WHAT IS BEING ASKED
Output the material exactly, keeping every line intact.

RECORDS FOR THE EXERCISE
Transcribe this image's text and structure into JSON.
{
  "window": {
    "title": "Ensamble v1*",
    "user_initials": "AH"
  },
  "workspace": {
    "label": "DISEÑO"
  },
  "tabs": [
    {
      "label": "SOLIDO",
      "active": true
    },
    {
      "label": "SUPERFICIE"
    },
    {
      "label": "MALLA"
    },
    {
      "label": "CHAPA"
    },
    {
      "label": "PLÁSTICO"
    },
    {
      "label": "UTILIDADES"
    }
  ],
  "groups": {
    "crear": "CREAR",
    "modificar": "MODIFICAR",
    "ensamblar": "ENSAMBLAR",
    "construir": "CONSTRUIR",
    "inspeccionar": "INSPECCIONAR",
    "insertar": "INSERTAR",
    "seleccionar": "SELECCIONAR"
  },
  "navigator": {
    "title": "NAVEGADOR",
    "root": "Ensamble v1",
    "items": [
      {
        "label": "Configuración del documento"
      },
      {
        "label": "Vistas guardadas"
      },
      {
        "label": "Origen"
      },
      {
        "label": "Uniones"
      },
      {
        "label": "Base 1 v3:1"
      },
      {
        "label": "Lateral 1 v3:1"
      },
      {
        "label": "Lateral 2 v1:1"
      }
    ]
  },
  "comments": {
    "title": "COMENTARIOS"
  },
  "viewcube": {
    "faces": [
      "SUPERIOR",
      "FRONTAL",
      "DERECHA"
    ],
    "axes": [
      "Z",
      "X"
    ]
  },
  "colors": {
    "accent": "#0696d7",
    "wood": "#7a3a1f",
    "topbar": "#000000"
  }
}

SOLVED EXERCISE
Transcribe this image's text and structure into JSON.
{
  "window": {
    "title": "Ensamble v1*",
    "user_initials": "AH"
  },
  "workspace": {
    "label": "DISEÑO"
  },
  "tabs": [
    {
      "label": "SOLIDO",
      "active": true
    },
    {
      "label": "SUPERFICIE"
    },
    {
      "label": "MALLA"
    },
    {
      "label": "CHAPA"
    },
    {
      "label": "PLÁSTICO"
    },
    {
      "label": "UTILIDADES"
    }
  ],
  "groups": {
    "crear": "CREAR",
    "modificar": "MODIFICAR",
    "ensamblar": "ENSAMBLAR",
    "construir": "CONSTRUIR",
    "inspeccionar": "INSPECCIONAR",
    "insertar": "INSERTAR",
    "seleccionar": "SELECCIONAR"
  },
  "navigator": {
    "title": "NAVEGADOR",
    "root": "Ensamble v1",
    "items": [
      {
        "label": "Configuración del documento"
      },
      {
        "label": "Vistas guardadas"
      },
      {
        "label": "Origen"
      },
      {
        "label": "Uniones"
      },
      {
        "label": "Base 1 v3:1"
      },
      {
        "label": "Lateral 1 v3:1"
      },
      {
        "label": "Lateral 2 v1:1"
      }
    ]
  },
  "comments": {
    "title": "COMENTARIOS"
  },
  "viewcube": {
    "faces": [
      "SUPERIOR",
      "FRONTAL",
      "DERECHA"
    ],
    "axes": [
      "Z",
      "X"
    ]
  },
  "colors": {
    "accent": "#0696d7",
    "wood": "#7a3a1f",
    "topbar": "#000000"
  }
}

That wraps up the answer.